_How to complete this task:_
Find every line below with the word "true" in it, and copy each one.

_Dataset excerpts:_

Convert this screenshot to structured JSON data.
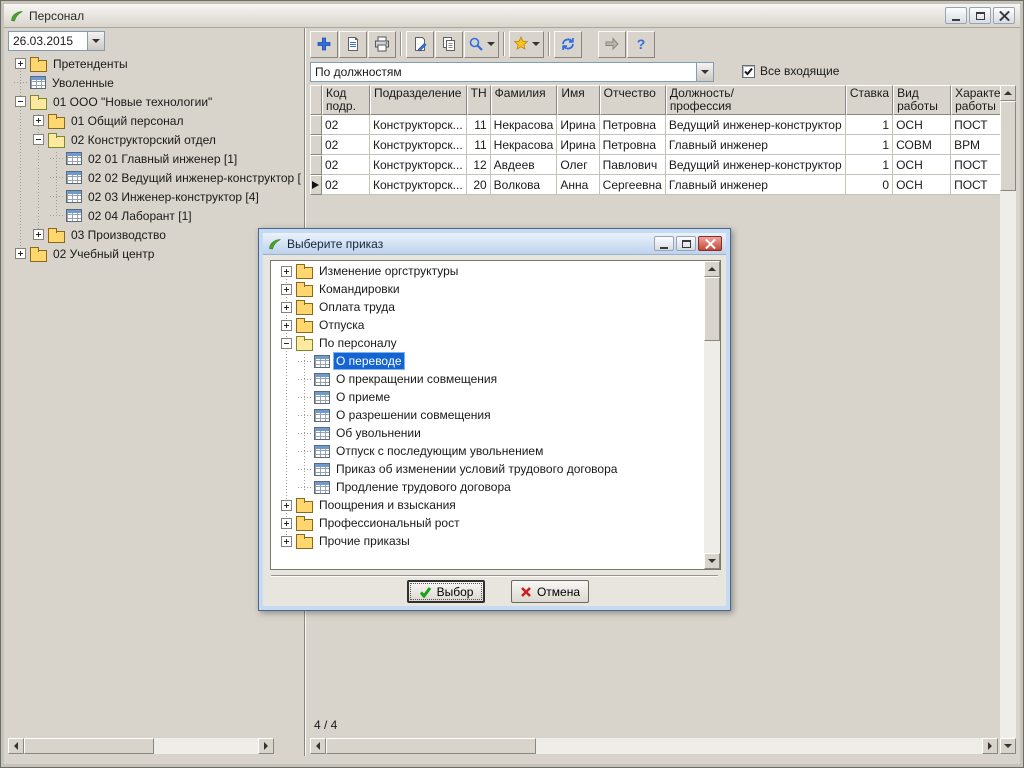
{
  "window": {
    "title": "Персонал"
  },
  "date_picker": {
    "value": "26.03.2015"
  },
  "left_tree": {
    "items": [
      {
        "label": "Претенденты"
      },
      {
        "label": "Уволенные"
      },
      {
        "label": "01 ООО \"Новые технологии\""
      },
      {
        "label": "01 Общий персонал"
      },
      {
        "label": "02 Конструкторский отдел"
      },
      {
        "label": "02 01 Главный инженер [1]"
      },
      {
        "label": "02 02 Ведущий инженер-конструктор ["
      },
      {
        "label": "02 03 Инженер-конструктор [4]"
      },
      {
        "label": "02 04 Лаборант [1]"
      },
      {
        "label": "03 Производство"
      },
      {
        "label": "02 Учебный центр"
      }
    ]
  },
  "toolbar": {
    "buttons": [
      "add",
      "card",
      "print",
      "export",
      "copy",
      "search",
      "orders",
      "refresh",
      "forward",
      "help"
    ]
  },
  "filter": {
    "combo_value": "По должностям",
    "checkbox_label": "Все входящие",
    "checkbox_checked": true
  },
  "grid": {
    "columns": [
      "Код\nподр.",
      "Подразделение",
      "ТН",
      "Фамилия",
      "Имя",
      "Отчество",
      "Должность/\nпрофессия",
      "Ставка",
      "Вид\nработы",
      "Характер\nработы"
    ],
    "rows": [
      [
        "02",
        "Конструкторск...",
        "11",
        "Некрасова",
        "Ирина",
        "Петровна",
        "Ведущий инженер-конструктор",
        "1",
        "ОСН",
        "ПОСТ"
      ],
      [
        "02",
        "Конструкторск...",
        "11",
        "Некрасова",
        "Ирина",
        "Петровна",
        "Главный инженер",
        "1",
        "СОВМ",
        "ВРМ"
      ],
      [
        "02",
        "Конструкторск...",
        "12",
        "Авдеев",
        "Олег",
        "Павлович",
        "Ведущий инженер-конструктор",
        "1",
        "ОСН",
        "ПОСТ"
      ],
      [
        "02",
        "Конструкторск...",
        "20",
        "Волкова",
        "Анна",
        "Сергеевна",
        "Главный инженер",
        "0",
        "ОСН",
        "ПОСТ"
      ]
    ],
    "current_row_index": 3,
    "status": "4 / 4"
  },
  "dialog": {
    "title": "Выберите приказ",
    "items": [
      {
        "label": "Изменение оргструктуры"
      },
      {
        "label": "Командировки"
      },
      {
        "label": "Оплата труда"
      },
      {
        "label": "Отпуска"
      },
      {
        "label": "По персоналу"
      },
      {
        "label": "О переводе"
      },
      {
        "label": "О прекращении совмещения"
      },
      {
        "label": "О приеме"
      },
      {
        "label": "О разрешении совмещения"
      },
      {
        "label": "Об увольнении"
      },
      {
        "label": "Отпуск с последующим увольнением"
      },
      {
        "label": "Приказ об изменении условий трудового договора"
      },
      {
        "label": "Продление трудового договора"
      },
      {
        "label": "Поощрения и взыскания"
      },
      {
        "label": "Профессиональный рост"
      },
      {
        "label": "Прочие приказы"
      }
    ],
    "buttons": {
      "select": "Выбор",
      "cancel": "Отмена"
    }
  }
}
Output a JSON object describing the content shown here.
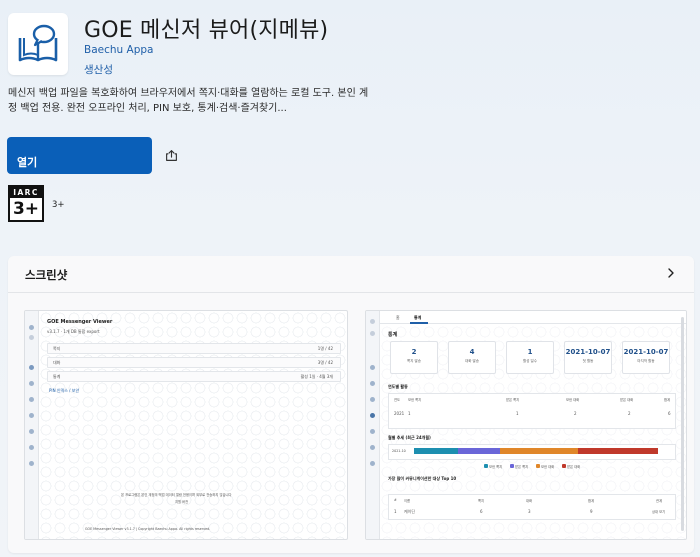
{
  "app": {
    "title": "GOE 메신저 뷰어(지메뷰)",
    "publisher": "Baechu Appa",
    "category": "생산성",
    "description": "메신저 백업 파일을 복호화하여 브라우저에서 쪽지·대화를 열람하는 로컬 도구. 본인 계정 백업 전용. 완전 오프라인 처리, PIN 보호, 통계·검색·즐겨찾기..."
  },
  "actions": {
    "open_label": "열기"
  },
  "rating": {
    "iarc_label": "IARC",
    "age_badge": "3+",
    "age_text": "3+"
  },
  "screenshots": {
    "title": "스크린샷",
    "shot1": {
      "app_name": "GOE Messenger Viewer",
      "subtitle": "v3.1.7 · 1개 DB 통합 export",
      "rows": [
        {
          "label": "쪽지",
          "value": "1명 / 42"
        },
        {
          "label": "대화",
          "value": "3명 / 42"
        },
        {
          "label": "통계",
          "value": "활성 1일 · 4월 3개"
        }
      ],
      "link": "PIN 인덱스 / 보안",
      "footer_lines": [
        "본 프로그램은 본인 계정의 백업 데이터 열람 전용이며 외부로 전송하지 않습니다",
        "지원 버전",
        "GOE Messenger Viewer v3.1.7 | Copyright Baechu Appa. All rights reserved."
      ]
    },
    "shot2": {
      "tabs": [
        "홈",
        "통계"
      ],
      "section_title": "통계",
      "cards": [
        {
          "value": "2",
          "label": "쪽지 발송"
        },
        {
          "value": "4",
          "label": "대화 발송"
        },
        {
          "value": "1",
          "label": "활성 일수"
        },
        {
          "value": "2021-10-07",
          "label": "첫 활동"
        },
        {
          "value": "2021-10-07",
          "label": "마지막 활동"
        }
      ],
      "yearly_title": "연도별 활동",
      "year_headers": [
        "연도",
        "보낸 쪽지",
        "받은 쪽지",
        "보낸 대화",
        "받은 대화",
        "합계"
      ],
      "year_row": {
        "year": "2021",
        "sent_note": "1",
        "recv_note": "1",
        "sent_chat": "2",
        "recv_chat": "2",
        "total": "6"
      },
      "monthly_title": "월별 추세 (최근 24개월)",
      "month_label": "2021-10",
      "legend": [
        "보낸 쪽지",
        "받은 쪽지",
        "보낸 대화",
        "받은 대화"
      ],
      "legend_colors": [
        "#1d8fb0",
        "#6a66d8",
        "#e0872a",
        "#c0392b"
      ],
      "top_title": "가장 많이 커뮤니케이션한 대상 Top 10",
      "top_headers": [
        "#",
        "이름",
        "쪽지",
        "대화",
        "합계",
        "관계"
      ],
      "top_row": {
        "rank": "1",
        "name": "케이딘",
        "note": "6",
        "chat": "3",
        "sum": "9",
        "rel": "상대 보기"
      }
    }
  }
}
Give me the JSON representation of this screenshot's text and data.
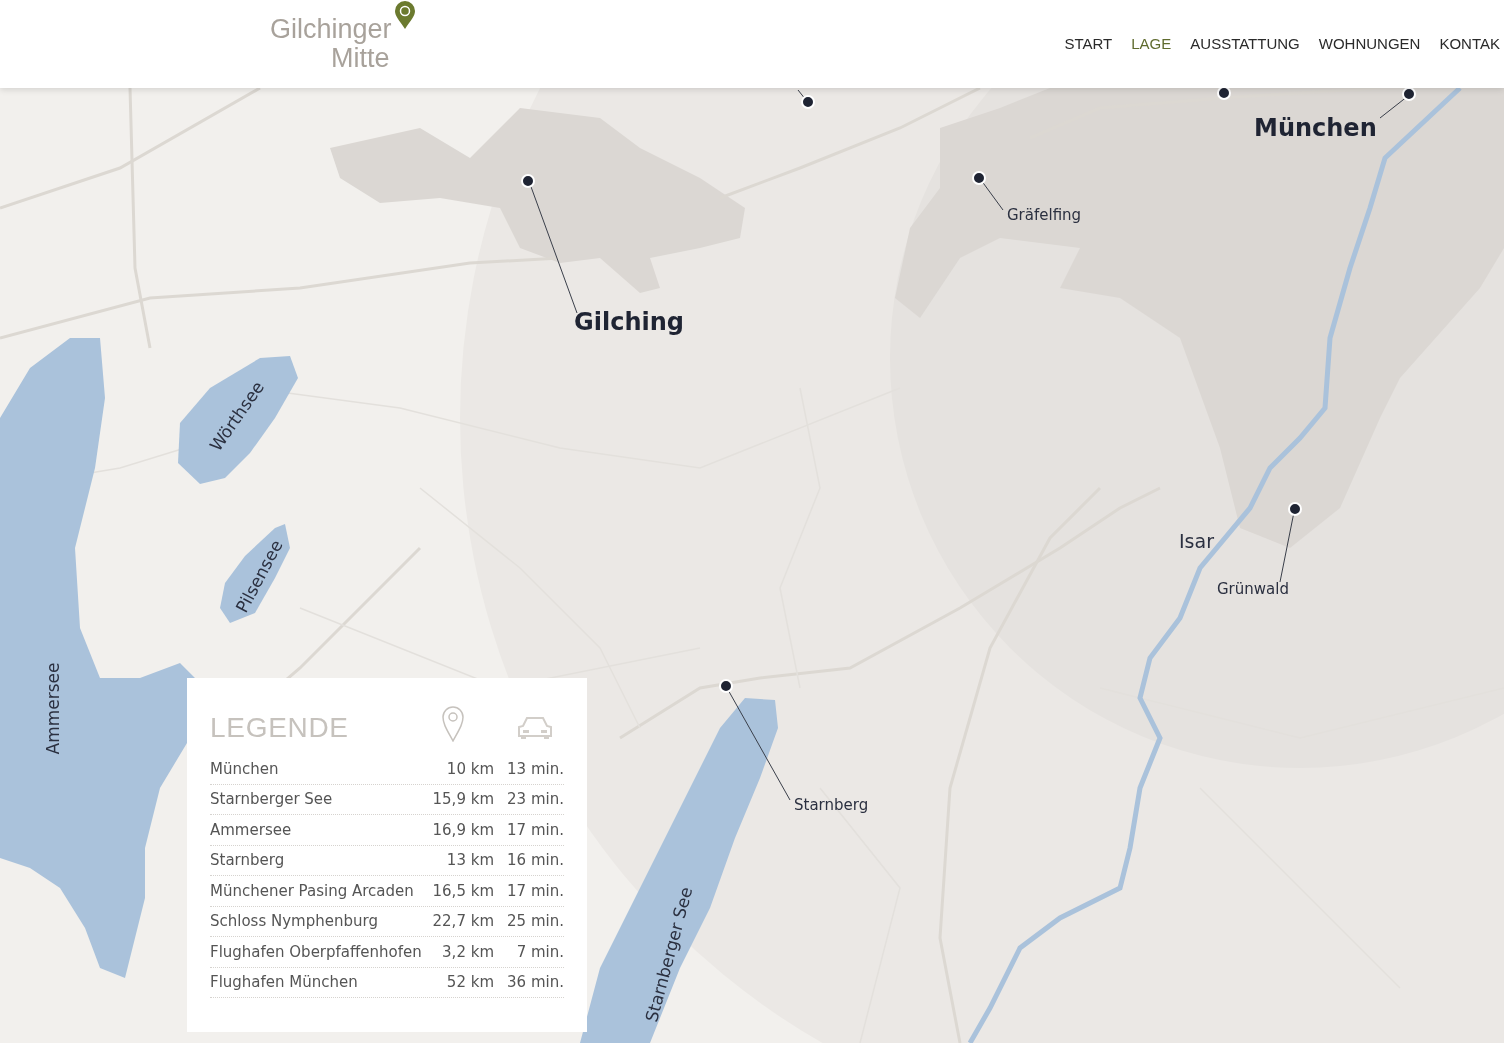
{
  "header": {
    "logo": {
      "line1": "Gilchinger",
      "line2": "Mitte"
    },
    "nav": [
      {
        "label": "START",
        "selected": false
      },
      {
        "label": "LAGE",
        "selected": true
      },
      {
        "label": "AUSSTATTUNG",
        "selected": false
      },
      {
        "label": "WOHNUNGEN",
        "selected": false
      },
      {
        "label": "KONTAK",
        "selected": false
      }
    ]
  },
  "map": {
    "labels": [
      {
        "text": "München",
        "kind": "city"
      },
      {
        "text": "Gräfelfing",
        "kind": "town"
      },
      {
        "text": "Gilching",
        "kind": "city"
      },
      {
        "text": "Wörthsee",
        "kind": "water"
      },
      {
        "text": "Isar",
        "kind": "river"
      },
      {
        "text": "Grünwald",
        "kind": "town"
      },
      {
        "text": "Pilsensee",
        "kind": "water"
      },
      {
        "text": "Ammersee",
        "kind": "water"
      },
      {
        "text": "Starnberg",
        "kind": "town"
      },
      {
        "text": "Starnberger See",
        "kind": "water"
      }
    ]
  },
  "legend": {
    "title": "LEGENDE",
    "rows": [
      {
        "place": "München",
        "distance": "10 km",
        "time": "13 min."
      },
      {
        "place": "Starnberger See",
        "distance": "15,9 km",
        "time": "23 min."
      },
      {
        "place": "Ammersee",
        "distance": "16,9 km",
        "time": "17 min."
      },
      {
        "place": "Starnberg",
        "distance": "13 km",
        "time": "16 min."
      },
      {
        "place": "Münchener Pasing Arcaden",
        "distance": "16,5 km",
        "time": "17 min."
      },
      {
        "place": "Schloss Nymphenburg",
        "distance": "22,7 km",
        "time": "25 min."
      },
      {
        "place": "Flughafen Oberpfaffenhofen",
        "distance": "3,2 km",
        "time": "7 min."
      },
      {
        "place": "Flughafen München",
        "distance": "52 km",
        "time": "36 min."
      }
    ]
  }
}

_Answer space:_
    "checkbox_checked": true
        "selected": true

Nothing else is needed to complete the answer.